Basu said: “When the chief minister has ordered a CBI probe already we cannot help but wait for the court to decide it (Tapasi case) but the CBI and RAW were always against us.”

The CPI-M has been left with egg on the face over the alleged rape and murder of Tapasi Malik after the CBI arrested its party associate Debu Malik as a prime accused and then apprehended Singur Zonal Committee secretary Surhid Dutta, triggering protests against the CBI by the communists.

Biman Bose said: “The job of the CBI is to investigate. Why are they questioning photographers and journalists? Did they do so after the 1984 Sikh riots in Delhi or after the Babri mosque demolition?

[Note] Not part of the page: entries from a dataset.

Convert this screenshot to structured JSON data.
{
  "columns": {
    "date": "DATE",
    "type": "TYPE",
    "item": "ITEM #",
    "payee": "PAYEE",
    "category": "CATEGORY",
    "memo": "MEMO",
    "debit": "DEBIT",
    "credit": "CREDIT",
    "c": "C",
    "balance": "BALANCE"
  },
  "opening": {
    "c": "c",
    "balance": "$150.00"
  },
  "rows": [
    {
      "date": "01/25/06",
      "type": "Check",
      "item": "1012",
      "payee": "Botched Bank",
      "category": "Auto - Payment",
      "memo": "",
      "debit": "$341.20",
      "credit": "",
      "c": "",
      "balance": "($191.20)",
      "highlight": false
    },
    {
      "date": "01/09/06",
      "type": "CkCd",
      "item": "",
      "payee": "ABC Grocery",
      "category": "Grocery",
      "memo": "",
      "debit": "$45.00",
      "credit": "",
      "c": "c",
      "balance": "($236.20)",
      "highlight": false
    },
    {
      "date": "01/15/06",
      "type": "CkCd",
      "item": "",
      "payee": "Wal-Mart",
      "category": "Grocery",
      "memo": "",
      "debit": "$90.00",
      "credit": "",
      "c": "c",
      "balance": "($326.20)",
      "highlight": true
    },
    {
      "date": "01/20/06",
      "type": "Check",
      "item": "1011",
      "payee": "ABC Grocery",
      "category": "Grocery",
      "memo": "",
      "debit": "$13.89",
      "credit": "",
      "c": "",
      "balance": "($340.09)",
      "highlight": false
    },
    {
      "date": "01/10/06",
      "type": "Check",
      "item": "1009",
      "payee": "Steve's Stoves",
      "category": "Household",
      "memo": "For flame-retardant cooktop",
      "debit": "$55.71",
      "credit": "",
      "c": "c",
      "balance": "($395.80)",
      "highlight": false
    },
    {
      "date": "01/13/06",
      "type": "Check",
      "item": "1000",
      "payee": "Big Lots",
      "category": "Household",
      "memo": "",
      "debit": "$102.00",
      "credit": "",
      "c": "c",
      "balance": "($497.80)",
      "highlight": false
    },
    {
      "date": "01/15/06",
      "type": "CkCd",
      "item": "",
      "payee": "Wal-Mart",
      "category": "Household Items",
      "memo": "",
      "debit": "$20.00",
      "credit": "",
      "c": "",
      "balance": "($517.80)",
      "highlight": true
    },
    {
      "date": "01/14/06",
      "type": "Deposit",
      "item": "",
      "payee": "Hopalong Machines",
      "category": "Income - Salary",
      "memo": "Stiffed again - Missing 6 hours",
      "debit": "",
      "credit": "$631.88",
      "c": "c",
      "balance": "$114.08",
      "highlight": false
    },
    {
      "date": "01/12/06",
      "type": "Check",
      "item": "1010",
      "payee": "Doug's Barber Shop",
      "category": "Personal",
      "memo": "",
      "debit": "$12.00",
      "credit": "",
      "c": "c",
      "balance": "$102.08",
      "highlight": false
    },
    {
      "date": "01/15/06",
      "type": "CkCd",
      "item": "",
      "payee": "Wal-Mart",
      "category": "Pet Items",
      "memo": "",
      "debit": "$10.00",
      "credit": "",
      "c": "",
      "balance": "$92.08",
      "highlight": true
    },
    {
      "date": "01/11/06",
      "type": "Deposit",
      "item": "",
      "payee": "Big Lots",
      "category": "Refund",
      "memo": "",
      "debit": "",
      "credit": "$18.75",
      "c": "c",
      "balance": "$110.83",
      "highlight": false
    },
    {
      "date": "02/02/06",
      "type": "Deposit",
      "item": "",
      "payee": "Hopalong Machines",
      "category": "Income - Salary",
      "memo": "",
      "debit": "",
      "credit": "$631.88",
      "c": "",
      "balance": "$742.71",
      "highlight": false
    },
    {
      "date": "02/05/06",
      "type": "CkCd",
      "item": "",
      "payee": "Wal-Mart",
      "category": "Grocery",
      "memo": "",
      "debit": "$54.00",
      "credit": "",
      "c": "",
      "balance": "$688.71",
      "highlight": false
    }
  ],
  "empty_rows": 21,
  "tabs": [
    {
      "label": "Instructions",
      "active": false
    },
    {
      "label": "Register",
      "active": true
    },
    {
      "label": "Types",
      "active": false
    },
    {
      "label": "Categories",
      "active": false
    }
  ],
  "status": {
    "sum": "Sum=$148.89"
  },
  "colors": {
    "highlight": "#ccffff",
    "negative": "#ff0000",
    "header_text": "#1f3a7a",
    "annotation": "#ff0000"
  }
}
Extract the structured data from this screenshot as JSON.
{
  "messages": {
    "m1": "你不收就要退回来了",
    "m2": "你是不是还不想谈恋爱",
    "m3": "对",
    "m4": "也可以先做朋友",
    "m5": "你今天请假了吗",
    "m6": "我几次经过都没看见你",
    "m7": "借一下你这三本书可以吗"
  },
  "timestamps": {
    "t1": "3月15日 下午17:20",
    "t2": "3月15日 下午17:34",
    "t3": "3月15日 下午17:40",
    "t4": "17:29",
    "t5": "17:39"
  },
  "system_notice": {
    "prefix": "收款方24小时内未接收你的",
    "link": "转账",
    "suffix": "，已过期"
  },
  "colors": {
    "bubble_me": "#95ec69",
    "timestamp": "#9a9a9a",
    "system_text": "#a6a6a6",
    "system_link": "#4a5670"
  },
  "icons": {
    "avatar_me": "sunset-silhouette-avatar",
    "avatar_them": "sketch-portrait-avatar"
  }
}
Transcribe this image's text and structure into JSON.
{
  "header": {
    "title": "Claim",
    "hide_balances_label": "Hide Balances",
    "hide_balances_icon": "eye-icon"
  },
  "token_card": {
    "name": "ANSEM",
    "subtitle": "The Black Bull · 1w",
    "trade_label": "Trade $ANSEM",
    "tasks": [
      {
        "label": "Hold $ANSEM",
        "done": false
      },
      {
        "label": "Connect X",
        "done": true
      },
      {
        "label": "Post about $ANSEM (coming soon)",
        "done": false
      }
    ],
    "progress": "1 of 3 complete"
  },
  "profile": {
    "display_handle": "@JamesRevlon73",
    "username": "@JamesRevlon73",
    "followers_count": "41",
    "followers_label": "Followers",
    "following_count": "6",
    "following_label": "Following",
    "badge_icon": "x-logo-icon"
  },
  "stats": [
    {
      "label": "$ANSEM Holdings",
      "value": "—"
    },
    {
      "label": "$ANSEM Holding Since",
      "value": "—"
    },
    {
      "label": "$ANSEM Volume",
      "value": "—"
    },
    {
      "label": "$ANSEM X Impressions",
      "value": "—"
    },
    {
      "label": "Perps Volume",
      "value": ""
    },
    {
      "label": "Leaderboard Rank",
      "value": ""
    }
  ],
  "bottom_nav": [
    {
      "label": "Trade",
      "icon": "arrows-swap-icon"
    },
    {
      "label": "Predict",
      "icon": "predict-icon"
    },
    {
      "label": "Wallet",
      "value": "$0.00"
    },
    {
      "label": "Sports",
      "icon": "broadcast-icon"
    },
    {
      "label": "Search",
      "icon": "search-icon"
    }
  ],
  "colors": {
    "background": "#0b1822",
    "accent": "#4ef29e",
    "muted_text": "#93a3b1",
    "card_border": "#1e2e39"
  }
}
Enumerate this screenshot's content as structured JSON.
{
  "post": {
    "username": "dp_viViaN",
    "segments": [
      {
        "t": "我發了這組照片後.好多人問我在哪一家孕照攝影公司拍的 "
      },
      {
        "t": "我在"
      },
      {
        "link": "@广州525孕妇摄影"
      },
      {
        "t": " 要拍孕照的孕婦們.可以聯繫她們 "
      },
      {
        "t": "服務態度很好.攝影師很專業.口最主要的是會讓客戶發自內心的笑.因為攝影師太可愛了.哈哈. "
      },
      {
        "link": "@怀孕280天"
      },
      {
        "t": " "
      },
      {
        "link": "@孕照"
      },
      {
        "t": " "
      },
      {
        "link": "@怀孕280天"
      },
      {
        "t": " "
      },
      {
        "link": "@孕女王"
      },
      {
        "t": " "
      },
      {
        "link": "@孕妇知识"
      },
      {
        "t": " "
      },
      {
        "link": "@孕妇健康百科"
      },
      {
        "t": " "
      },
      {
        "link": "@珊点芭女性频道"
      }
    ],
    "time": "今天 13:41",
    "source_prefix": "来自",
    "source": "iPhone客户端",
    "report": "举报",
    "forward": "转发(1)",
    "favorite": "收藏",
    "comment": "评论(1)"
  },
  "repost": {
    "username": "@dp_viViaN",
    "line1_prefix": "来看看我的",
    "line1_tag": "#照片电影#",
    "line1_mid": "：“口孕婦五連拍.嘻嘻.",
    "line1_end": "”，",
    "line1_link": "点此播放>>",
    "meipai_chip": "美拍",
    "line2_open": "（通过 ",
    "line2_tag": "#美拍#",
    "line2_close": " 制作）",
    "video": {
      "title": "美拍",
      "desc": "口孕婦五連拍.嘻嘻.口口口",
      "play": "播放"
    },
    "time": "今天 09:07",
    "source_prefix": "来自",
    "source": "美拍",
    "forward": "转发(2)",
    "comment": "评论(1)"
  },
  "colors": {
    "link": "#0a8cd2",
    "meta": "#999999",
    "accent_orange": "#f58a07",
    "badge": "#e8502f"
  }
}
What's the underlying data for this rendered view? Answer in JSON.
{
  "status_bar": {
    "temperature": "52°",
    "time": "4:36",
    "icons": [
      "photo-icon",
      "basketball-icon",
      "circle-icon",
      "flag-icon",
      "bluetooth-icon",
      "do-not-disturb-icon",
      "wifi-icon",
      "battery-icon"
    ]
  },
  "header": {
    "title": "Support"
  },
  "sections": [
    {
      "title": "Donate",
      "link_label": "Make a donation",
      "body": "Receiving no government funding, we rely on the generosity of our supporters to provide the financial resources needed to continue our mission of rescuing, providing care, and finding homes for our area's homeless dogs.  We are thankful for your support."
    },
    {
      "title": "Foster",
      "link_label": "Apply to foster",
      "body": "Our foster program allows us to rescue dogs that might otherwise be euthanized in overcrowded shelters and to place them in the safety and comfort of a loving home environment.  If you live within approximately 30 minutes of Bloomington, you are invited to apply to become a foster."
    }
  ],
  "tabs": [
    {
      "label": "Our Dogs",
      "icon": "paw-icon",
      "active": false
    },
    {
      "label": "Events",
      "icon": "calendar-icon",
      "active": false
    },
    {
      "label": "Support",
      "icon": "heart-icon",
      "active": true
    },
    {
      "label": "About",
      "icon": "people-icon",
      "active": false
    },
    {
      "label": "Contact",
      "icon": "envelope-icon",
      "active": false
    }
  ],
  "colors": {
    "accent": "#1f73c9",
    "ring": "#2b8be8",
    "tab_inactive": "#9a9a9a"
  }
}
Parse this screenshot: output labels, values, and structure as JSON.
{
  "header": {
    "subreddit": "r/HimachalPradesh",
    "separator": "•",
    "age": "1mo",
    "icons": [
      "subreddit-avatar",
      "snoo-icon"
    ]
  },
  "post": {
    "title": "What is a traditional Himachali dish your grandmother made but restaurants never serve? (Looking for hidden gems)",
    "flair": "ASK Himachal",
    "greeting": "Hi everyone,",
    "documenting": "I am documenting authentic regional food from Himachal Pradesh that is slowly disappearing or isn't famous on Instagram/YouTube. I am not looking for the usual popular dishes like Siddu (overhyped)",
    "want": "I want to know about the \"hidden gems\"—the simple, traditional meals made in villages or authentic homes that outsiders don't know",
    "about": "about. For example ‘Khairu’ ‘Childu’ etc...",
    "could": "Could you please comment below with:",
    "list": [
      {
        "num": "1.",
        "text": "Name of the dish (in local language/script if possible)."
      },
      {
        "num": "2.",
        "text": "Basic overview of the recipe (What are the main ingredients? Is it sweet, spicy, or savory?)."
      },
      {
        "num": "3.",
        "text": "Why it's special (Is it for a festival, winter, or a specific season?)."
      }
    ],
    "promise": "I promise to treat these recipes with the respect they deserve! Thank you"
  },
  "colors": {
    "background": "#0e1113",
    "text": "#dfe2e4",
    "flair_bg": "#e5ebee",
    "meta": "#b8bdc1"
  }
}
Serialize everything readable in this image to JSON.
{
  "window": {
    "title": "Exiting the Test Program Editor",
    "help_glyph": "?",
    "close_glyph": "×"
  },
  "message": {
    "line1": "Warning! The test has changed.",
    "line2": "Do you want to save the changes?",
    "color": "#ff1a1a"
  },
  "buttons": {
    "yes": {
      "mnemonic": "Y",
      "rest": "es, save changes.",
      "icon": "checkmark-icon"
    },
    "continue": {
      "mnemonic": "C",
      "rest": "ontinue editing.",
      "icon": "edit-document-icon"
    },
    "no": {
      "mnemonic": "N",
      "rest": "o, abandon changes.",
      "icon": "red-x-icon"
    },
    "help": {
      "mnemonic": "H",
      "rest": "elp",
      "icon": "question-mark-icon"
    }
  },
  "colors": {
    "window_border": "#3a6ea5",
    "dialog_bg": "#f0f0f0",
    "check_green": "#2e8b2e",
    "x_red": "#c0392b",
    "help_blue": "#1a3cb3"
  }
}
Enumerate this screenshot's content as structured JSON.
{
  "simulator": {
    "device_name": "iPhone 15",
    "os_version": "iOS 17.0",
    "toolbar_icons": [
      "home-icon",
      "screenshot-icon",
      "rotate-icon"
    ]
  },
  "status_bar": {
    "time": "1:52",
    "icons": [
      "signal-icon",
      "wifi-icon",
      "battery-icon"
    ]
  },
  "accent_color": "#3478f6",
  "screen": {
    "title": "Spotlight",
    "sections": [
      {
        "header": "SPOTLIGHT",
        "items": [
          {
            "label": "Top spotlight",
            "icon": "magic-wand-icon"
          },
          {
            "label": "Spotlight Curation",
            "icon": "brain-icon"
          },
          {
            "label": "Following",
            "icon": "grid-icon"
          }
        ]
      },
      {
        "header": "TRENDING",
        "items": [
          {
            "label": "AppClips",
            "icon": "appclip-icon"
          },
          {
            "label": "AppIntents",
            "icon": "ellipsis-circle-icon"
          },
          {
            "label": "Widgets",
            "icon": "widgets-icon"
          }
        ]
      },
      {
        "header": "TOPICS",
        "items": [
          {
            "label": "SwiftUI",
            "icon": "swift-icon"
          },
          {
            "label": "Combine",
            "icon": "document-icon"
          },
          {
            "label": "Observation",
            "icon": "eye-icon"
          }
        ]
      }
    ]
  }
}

In those cases too the media was witness to many things?

“I think the CBI is crossing all limits in Singur and their motive is political.”

Jyoti Basu earlier said: “When I was the chief minister I saw that the CBI and RAW were never in favour of us.

“Hardly two-three percent of the total cases the CBI had taken up have been solved so far,” he said, taking a dig at the agency.

The charred body of Tapasi Mallik, an 18-year-girl from Singur who was on the forefront of the anti land acquisition movement, was found inside the fenced-off area of Tata Motors’ small car factory site.

Around 997 acres in Singur have been chosen by Tata Motors for its small car project. The issue has triggered a violent face-off between the government and farmers led by civil society groups and parties like the Trinamool Congress.